Published on September 6th, 2013 | by Will Murphy0
Everyone needs a nemesis. It’s undeniable; a nemesis inspires, keeps one’s internal momentum constant and forces a person to think of new and interesting ways to screw over their rival. The importance of nemeses and the depths to which we sink to spoil our adversaries is the central conflict that exists at the heart of Ron Howard’s latest film, Rush. The film focuses on the rivalry between two Formula 1 drivers during the 1976 season: the English James Hunt (Chris Hemsworth) and Austrian Nikki Lauda (Daniel Brühl). Beginning in the Formula 3 division in 1970, the film follows their rise to Formula 1 division whilst showcasing their attempts to best one another in every possible way, often with catastrophic results. Whether or not this film works rests on two factors: the relationship between Lauda and Hunt and the intensity of the races and the film makes an admirable attempt at both.

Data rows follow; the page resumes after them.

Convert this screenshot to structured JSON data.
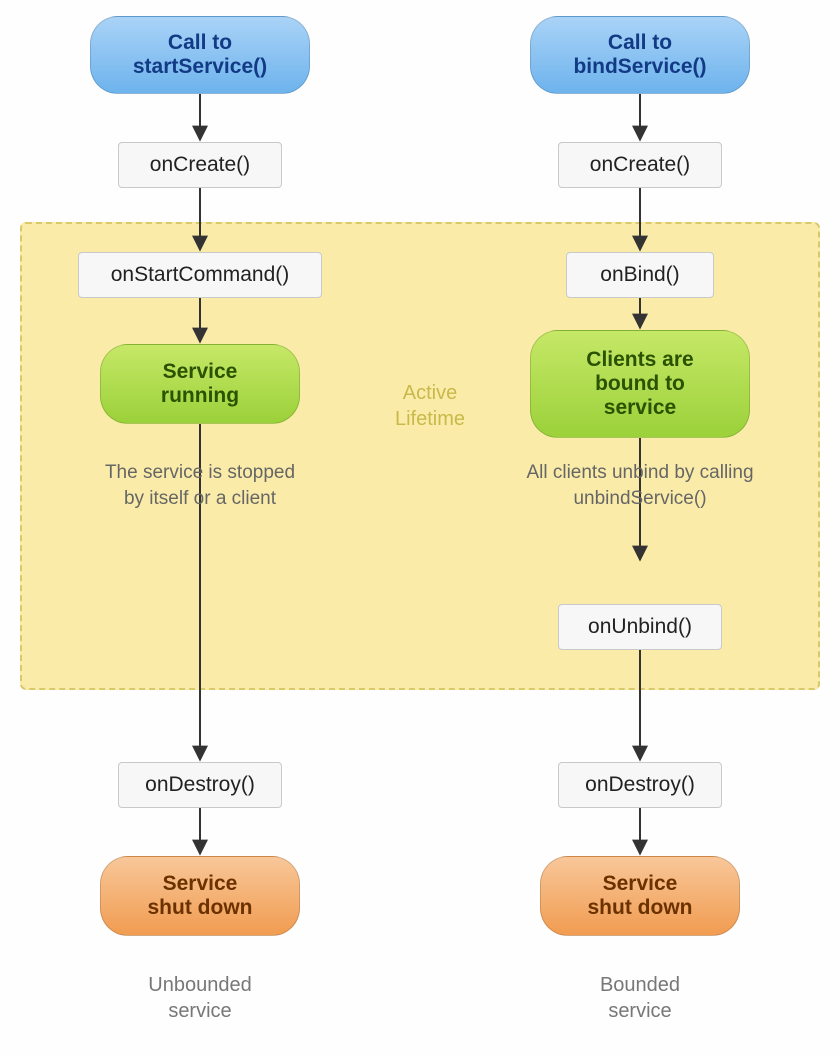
{
  "left": {
    "start": "Call to\nstartService()",
    "onCreate": "onCreate()",
    "onStartCommand": "onStartCommand()",
    "running": "Service\nrunning",
    "note": "The service is stopped\nby itself or a client",
    "onDestroy": "onDestroy()",
    "shutdown": "Service\nshut down",
    "caption": "Unbounded\nservice"
  },
  "right": {
    "start": "Call to\nbindService()",
    "onCreate": "onCreate()",
    "onBind": "onBind()",
    "bound": "Clients are\nbound to\nservice",
    "note": "All clients unbind by calling\nunbindService()",
    "onUnbind": "onUnbind()",
    "onDestroy": "onDestroy()",
    "shutdown": "Service\nshut down",
    "caption": "Bounded\nservice"
  },
  "activeLabel": "Active\nLifetime"
}
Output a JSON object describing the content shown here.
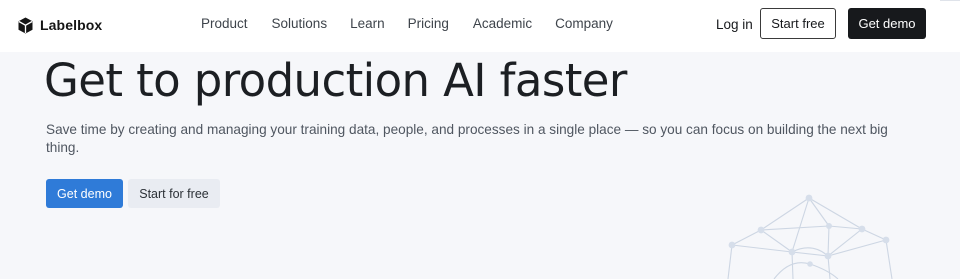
{
  "brand": {
    "name": "Labelbox",
    "logo_icon": "labelbox-cube-icon"
  },
  "nav": {
    "items": [
      {
        "label": "Product"
      },
      {
        "label": "Solutions"
      },
      {
        "label": "Learn"
      },
      {
        "label": "Pricing"
      },
      {
        "label": "Academic"
      },
      {
        "label": "Company"
      }
    ]
  },
  "header_actions": {
    "login_label": "Log in",
    "start_free_label": "Start free",
    "get_demo_label": "Get demo"
  },
  "hero": {
    "title": "Get to production AI faster",
    "subtitle": "Save time by creating and managing your training data, people, and processes in a single place — so you can focus on building the next big thing.",
    "primary_cta": "Get demo",
    "secondary_cta": "Start for free"
  },
  "colors": {
    "page_background": "#f6f7fa",
    "header_background": "#ffffff",
    "primary_button": "#2f7bd8",
    "dark_button": "#17191c",
    "secondary_button": "#e9ecf2",
    "decoration_line": "#cdd6e3"
  }
}
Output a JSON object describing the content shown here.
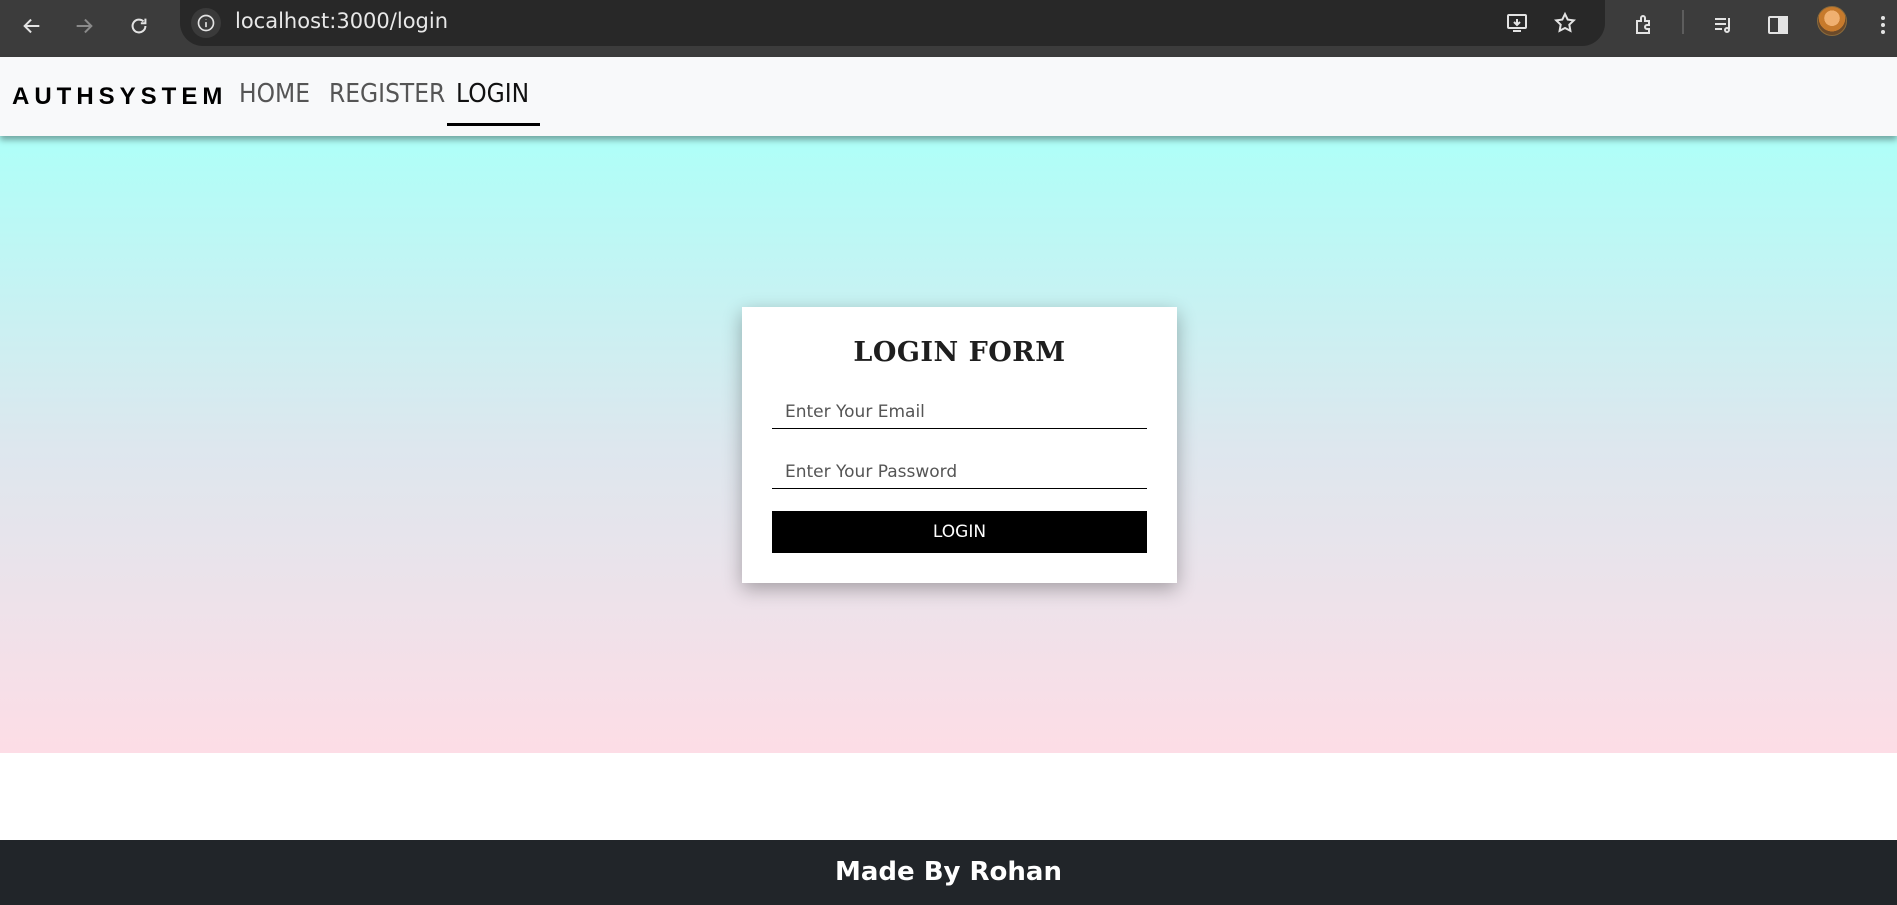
{
  "browser": {
    "url": "localhost:3000/login"
  },
  "navbar": {
    "brand": "AUTHSYSTEM",
    "links": [
      {
        "label": "HOME",
        "active": false
      },
      {
        "label": "REGISTER",
        "active": false
      },
      {
        "label": "LOGIN",
        "active": true
      }
    ]
  },
  "login_form": {
    "title": "LOGIN FORM",
    "email_placeholder": "Enter Your Email",
    "email_value": "",
    "password_placeholder": "Enter Your Password",
    "password_value": "",
    "submit_label": "LOGIN"
  },
  "footer": {
    "text": "Made By Rohan"
  },
  "colors": {
    "gradient_top": "#aefff8",
    "gradient_bottom": "#fddde6",
    "footer_bg": "#212529",
    "button_bg": "#000000"
  }
}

Now, I must preface what I’m about to say with an important fact: I loathe Formula 1 racing. I think it’s a genuinely tedious and boring sport whose continued success baffles me to no end, but I can’t deny that the sport can be incredibly cinematic. What you have is a collection of incredibly fast cars navigating tight and unforgiving tracks at speeds that Chuck Yeager would find unsettling. This sport just yearns to be properly represented but the last decade or so the only thing that comes to mind is 2010’s almost faultless Senna. But what Senna did so well was capturing that genuine sense of danger that accompanies this profession. Sadly, Rush fails to capture the same intensity. Anthony Dod Mantle (127 Hours, Antichrist) is easily one of the best cinematographers working in the industry today and yet his vision for film seems much closer to Top Gear than edge of your seat, pant wetting excitement.

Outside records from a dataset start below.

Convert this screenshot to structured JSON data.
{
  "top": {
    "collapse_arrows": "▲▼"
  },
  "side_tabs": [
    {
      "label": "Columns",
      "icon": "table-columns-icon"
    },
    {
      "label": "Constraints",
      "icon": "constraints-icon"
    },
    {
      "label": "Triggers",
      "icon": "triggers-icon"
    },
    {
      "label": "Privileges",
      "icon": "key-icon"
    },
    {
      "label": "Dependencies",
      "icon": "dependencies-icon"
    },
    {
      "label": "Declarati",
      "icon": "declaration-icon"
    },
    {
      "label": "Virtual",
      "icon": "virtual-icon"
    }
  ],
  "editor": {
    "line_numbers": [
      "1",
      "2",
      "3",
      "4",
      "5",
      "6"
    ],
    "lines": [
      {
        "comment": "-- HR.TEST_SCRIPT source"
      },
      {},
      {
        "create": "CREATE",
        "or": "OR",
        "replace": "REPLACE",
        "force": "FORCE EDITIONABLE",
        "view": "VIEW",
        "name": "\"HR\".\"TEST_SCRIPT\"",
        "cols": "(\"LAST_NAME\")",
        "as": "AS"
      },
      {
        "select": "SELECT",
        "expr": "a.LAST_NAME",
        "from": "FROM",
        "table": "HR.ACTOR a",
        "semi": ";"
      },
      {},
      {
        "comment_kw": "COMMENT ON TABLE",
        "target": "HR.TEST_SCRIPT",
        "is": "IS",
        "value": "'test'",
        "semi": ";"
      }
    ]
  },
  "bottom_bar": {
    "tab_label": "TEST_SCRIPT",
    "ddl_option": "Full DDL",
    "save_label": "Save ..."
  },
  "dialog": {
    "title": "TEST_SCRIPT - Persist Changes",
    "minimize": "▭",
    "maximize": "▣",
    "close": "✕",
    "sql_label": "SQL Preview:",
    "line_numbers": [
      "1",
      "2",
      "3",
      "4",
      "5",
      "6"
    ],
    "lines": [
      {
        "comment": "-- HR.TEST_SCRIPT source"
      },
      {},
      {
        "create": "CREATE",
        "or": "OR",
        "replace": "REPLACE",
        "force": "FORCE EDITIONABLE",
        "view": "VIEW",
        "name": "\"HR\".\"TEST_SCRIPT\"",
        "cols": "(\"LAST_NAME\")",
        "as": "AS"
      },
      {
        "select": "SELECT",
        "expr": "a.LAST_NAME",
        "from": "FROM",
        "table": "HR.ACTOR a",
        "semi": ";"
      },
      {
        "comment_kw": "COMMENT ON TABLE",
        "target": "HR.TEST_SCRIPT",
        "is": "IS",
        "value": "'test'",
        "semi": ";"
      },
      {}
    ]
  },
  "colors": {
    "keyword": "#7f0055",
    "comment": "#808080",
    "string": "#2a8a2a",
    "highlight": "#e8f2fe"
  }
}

The cinematography is not bad, far from it; the use of extreme close ups of the driver’s helmets, the internal workings of the vehicles and other mechanical devices really helps the viewer feel as though they are standing in the pits and involved in the nitty gritty of Formula 1. The issue is that his vision for the racing scenes doesn’t fit the rest of the film and it makes the races, and by extension the film, more episodic in nature. We seem to just bounce between race, Hunt or Lauda’s reaction, race, reaction, race, etc. This would hurt the film much more so were it not for Hemsworth and Brühl.
The film really shines is in its actors’ performances with the most admirable aspect being the fact that both central characters are incredibly unlikable. Hemsworth presents Hunt as the type of person who begins every conversation with the phrase “Have I told you about my balls?”, whilst Brühl’s Lauda seems more like an unfeeling robot. Without the two leads, the conflict simply would not work. Both actors’ display an innate ability to capture just what makes each of their characters so fascinating whilst keeping many of the rough edges of both. Both of them act as an interesting representation of modern sportsmanship: finding the balance between mathematically determining the most efficient way of performing and doing it for the love of the sport.

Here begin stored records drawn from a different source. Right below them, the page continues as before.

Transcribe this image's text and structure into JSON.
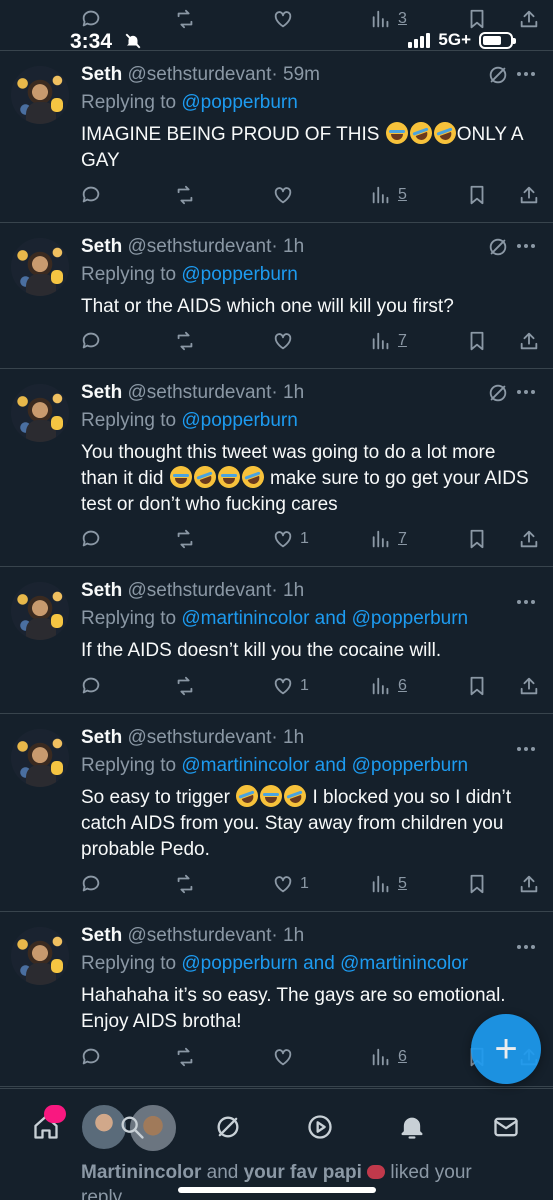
{
  "status_bar": {
    "time": "3:34",
    "network": "5G+"
  },
  "top_actions": {
    "views": "3"
  },
  "tweets": [
    {
      "name": "Seth",
      "handle": "@sethsturdevant",
      "time": "· 59m",
      "replying_prefix": "Replying to",
      "replying_to": "@popperburn",
      "text_parts": [
        "IMAGINE BEING PROUD OF THIS ",
        "ONLY A GAY"
      ],
      "likes": "",
      "views": "5",
      "corner": "circle-slash-icon"
    },
    {
      "name": "Seth",
      "handle": "@sethsturdevant",
      "time": "· 1h",
      "replying_prefix": "Replying to",
      "replying_to": "@popperburn",
      "text": "That or the AIDS which one will kill you first?",
      "likes": "",
      "views": "7",
      "corner": "circle-slash-icon"
    },
    {
      "name": "Seth",
      "handle": "@sethsturdevant",
      "time": "· 1h",
      "replying_prefix": "Replying to",
      "replying_to": "@popperburn",
      "text_parts": [
        "You thought this tweet was going to do a lot more than it did ",
        " make sure to go get your AIDS test or don’t who fucking cares"
      ],
      "likes": "1",
      "views": "7",
      "corner": "circle-slash-icon"
    },
    {
      "name": "Seth",
      "handle": "@sethsturdevant",
      "time": "· 1h",
      "replying_prefix": "Replying to",
      "replying_to": "@martinincolor and @popperburn",
      "text": "If the AIDS doesn’t kill you the cocaine will.",
      "likes": "1",
      "views": "6",
      "corner": "more-icon"
    },
    {
      "name": "Seth",
      "handle": "@sethsturdevant",
      "time": "· 1h",
      "replying_prefix": "Replying to",
      "replying_to": "@martinincolor and @popperburn",
      "text_parts": [
        "So easy to trigger ",
        " I blocked you so I didn’t catch AIDS from you. Stay away from children you probable Pedo."
      ],
      "likes": "1",
      "views": "5",
      "corner": "more-icon"
    },
    {
      "name": "Seth",
      "handle": "@sethsturdevant",
      "time": "· 1h",
      "replying_prefix": "Replying to",
      "replying_to": "@popperburn and @martinincolor",
      "text": "Hahahaha it’s so easy. The gays are so emotional. Enjoy AIDS brotha!",
      "likes": "",
      "views": "6",
      "corner": "more-icon"
    }
  ],
  "fab": {
    "label": "+"
  },
  "notification": {
    "user1": "Martinincolor",
    "joiner": " and ",
    "user2": "your fav papi",
    "rest": " liked your",
    "line2": "reply"
  }
}
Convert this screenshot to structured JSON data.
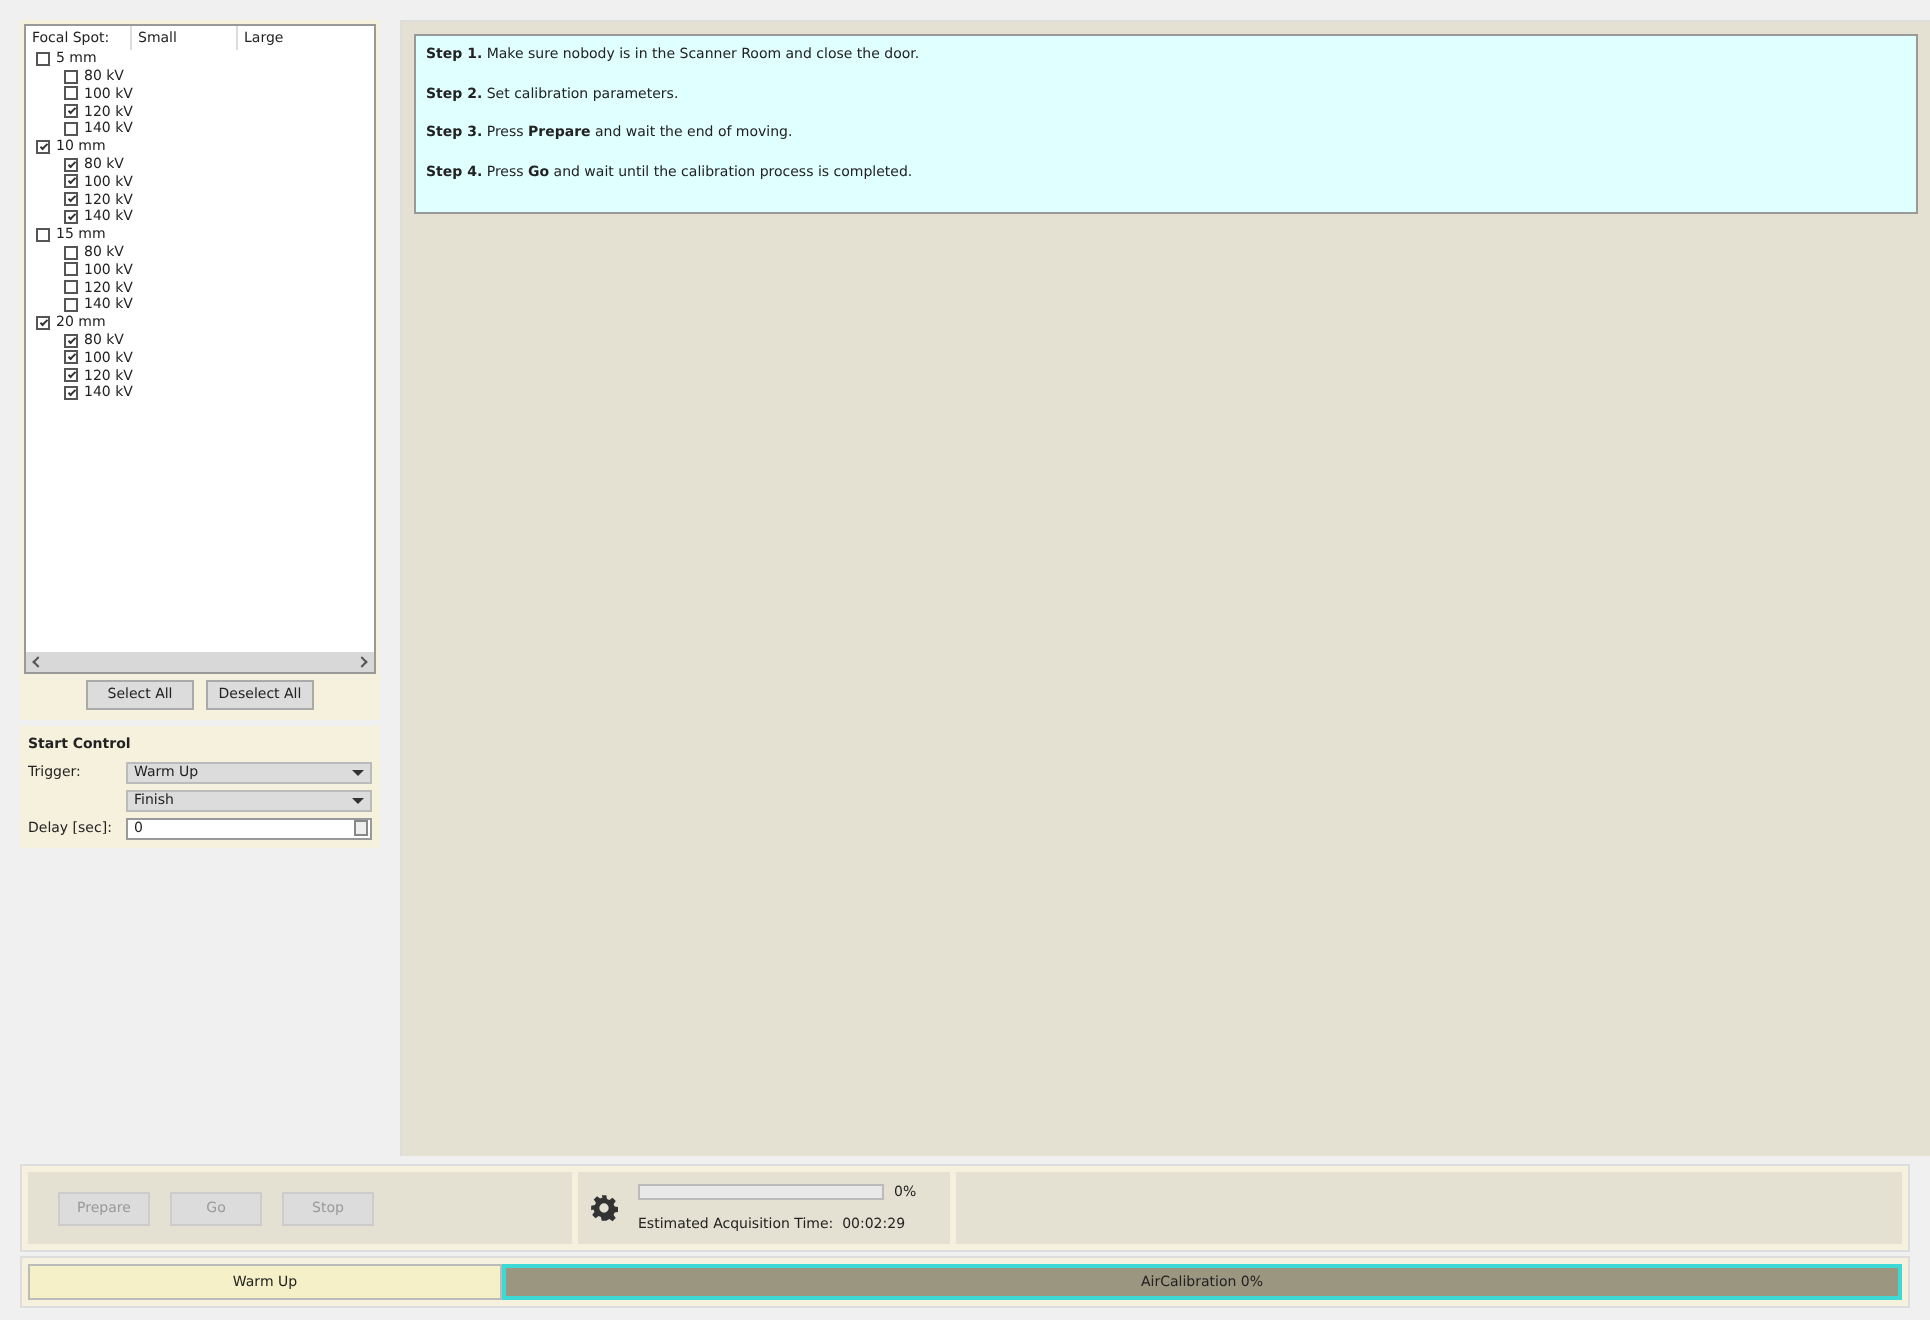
{
  "focal_spot_tree": {
    "columns": [
      "Focal Spot:",
      "Small",
      "Large"
    ],
    "items": [
      {
        "label": "5 mm",
        "checked": false,
        "children": [
          {
            "label": "80 kV",
            "checked": false
          },
          {
            "label": "100 kV",
            "checked": false
          },
          {
            "label": "120 kV",
            "checked": true
          },
          {
            "label": "140 kV",
            "checked": false
          }
        ]
      },
      {
        "label": "10 mm",
        "checked": true,
        "children": [
          {
            "label": "80 kV",
            "checked": true
          },
          {
            "label": "100 kV",
            "checked": true
          },
          {
            "label": "120 kV",
            "checked": true
          },
          {
            "label": "140 kV",
            "checked": true
          }
        ]
      },
      {
        "label": "15 mm",
        "checked": false,
        "children": [
          {
            "label": "80 kV",
            "checked": false
          },
          {
            "label": "100 kV",
            "checked": false
          },
          {
            "label": "120 kV",
            "checked": false
          },
          {
            "label": "140 kV",
            "checked": false
          }
        ]
      },
      {
        "label": "20 mm",
        "checked": true,
        "children": [
          {
            "label": "80 kV",
            "checked": true
          },
          {
            "label": "100 kV",
            "checked": true
          },
          {
            "label": "120 kV",
            "checked": true
          },
          {
            "label": "140 kV",
            "checked": true
          }
        ]
      }
    ],
    "buttons": [
      "Select All",
      "Deselect All"
    ]
  },
  "start_control": {
    "title": "Start Control",
    "trigger_label": "Trigger:",
    "trigger": "Warm Up",
    "trigger_2": "Finish",
    "delay_label": "Delay [sec]:",
    "delay": "0"
  },
  "instructions": [
    "**Step 1.** Make sure nobody is in the Scanner Room and close the door.",
    "**Step 2.** Set calibration parameters.",
    "**Step 3.** Press **Prepare** and wait the end of moving.",
    "**Step 4.** Press **Go** and wait until the calibration process is completed."
  ],
  "controls": [
    {
      "label": "Prepare",
      "disabled": true
    },
    {
      "label": "Go",
      "disabled": true
    },
    {
      "label": "Stop",
      "disabled": true
    }
  ],
  "progress": {
    "level": 0,
    "reading": "0%",
    "estimate": "Estimated Acquisition Time:  00:02:29"
  },
  "workflow": [
    {
      "label": "Warm Up",
      "selected": false
    },
    {
      "label": "AirCalibration 0%",
      "selected": true
    }
  ]
}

In the end, the film does work in some places but ultimately feels a little hollow. Despite the fact that we spend an equal amount of time with both of our central players, we never really get to know what drives them to do such a reckless task. We’re given an opening monologue which veers on “Hi I am [insert character here] and here are my main character traits” and that is about it. Having seen the film with an F1 fan, I can attest to the fact that for a section of the audience this film does work, but by the time the closing credits rolled all I could think about was how much more I wanted. It is an awful thing to be deprived of a rush. Will Murphy